[BBC Monitoring Service – United Kingdom, Mar 5, 2001:
Text of report in English by Sudanese News Agency (SUNA),
5 March, 2001]:
[b] Abdelbagi Kabir, deputy director of Sudan’s peace and humanitarian affairs department: “Investment by Talisman and others showed there was no truth to the idea that Sudan was a deeply divided state with fundamental internal problems.”
“We think this foreign investment could only be evidence of tranquillity and a prosperous atmosphere,” he said. “The Canadian investment in the southern part of country could only limit any reason for anyone to further the armed struggle because these oil revenues have been directed directly to the welfare of people in those areas.”
[From Reuters news wire, January 13, 2000]
These comments by deputy director Abdelbagi Kabir must be seen in the context of the findings of the Gagnon/Ryle Report:
“The investigation finds that oil development in Upper Nile has exacerbated civil conflict and assisted the war aims of the Government of Sudan, facilitating violations of human rights by government forces and government-backed forces. Talisman’s claim that it serves as a positive influence on the Government of Sudan and its policies is not supported by the findings of the investigation; the evidence suggests that the company has been unable to achieve such constructive engagement.”

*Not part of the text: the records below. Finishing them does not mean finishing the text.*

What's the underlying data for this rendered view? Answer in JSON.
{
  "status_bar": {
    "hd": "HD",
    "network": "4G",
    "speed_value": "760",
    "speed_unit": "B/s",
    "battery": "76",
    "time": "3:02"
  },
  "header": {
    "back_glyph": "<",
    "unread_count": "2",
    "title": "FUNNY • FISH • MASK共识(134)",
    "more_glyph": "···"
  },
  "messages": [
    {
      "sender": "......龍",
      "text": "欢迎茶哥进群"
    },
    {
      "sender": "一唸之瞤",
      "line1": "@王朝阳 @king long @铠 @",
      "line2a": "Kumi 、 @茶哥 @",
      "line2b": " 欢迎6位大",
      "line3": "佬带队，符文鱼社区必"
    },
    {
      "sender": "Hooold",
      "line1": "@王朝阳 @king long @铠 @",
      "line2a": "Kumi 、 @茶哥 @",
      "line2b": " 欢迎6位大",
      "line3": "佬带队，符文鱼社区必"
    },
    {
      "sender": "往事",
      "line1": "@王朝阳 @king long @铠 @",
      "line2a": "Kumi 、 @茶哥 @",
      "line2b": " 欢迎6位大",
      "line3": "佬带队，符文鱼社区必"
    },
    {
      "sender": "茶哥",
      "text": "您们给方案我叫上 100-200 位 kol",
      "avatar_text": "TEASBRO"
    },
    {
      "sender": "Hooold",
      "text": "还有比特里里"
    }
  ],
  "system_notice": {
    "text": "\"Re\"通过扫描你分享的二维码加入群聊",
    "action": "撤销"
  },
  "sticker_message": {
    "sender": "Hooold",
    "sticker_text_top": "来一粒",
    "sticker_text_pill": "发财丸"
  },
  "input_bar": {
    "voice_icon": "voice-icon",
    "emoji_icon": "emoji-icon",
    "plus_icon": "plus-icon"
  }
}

“The new [Government of Sudan military] strategy in Western Upper Nile, this report suggests, is both more violent and more territorially focused [i.e., in the oil concessions], involving coordinated attacks on civilian settlements in which aerial bombardment and raids by helicopter gunships are followed by ground attacks from government-backed militias and government troops. These ground forces burn villages and crops, loot livestock and kill and abduct people—mainly women and children.”

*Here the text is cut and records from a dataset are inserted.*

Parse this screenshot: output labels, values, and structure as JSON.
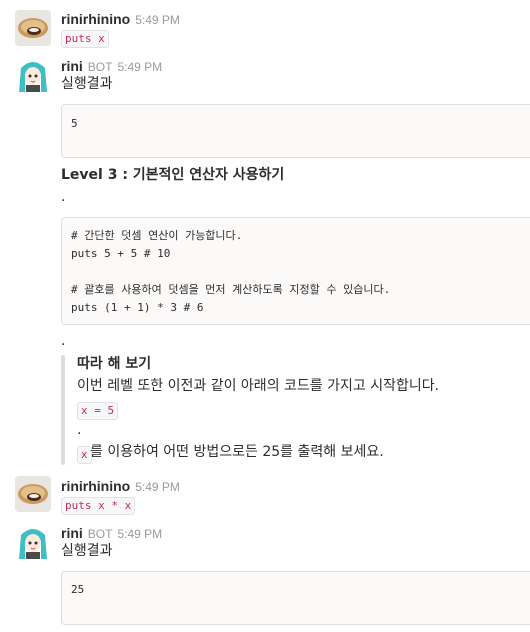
{
  "messages": [
    {
      "user": "rinirhinino",
      "time": "5:49 PM",
      "code": "puts x"
    },
    {
      "user": "rini",
      "bot_label": "BOT",
      "time": "5:49 PM",
      "result_title": "실행결과",
      "result_output": "5",
      "level_title": "Level 3 : 기본적인 연산자 사용하기",
      "dot1": ".",
      "code_block": [
        "# 간단한 덧셈 연산이 가능합니다.",
        "puts 5 + 5 # 10",
        "",
        "# 괄호를 사용하여 덧셈을 먼저 계산하도록 지정할 수 있습니다.",
        "puts (1 + 1) * 3 # 6"
      ],
      "dot2": ".",
      "quote": {
        "title": "따라 해 보기",
        "line1": "이번 레벨 또한 이전과 같이 아래의 코드를 가지고 시작합니다.",
        "code": "x = 5",
        "dot": ".",
        "code2": "x",
        "line2": "를 이용하여 어떤 방법으로든 25를 출력해 보세요."
      }
    },
    {
      "user": "rinirhinino",
      "time": "5:49 PM",
      "code": "puts x * x"
    },
    {
      "user": "rini",
      "bot_label": "BOT",
      "time": "5:49 PM",
      "result_title": "실행결과",
      "result_output": "25"
    }
  ]
}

Talisman’s continued presence in the oil regions of southern Sudan allows for Khartoum to issue absurdly propagandistic accounts, bolstered only by the reality of Canadian corporate presence.
Canadians thus continue to be presented with the most exigent of moral questions: will a Canadian company be allowed to traduce Canadian national reputation? will a Canadian corporation be allowed to help sustain and exacerbate the world’s longest and most destructive civil conflict?

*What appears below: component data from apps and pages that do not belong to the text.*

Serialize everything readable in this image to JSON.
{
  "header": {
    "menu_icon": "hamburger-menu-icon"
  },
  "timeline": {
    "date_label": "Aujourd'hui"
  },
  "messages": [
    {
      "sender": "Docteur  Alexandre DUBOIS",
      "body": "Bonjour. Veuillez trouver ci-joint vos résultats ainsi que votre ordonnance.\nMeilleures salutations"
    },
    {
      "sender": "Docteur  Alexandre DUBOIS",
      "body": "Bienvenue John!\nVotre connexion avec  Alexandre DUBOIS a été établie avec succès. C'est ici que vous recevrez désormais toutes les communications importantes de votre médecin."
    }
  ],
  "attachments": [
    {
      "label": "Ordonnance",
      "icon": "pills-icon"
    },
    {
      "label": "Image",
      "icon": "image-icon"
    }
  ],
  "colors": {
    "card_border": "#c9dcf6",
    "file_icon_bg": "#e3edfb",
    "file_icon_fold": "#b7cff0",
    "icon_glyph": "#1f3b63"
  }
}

The question is squarely before Canadians, but particularly Talisman investors, news reporters, and those supposedly representative officials who have so far decided that there is nothing they can or wish to do by way of halting Talisman’s vicious complicity.
This complicity will not be described more authoritatively than by Gagnon and Ryle on the basis of their extensive on-the-ground research in the oil regions of southern Sudan, and the massive historical, ethnographic, and economic data they have so compellingly assembled. Their conclusions stand unchallenged:
“In the present circumstances, oil development and the associated presence of foreign oil companies in Sudan is damaging to the people of the oil areas. For their part, the companies effectively assist the Government of Sudan war effort, thus exacerbating the suffering of the inhabitants of the oil area and making the prospect of peace more unlikely.”
“In these circumstances, a company operating in the war zone of Sudan cannot be neutral. Every aspect of its operation benefits one side—the government side—-in a conflict where human rights violations are the norm. In these conditions, all aspects of oil development contribute to the worsening situation for the inhabitants of Upper Nile [Province].”
“Report of an Investigation into Oil Development, Conflict and Displacement in Western Upper Nile, Sudan,” October 2001, by Georgette Gagnon (Canada) and John Ryle (United Kingdom) was commissioned by Canadian and British non-governmental organizations, including the Canadian Auto Workers Union, Steelworkers Humanity Fund, The Simons Foundation, United Church of Canada Division of World Outreach, and World Vision Canada. It is available from this source in “PDF format”; the introduction is available as an attachable 12-page word document.
[Part 3 of 3; Parts 1 and 2 available upon request]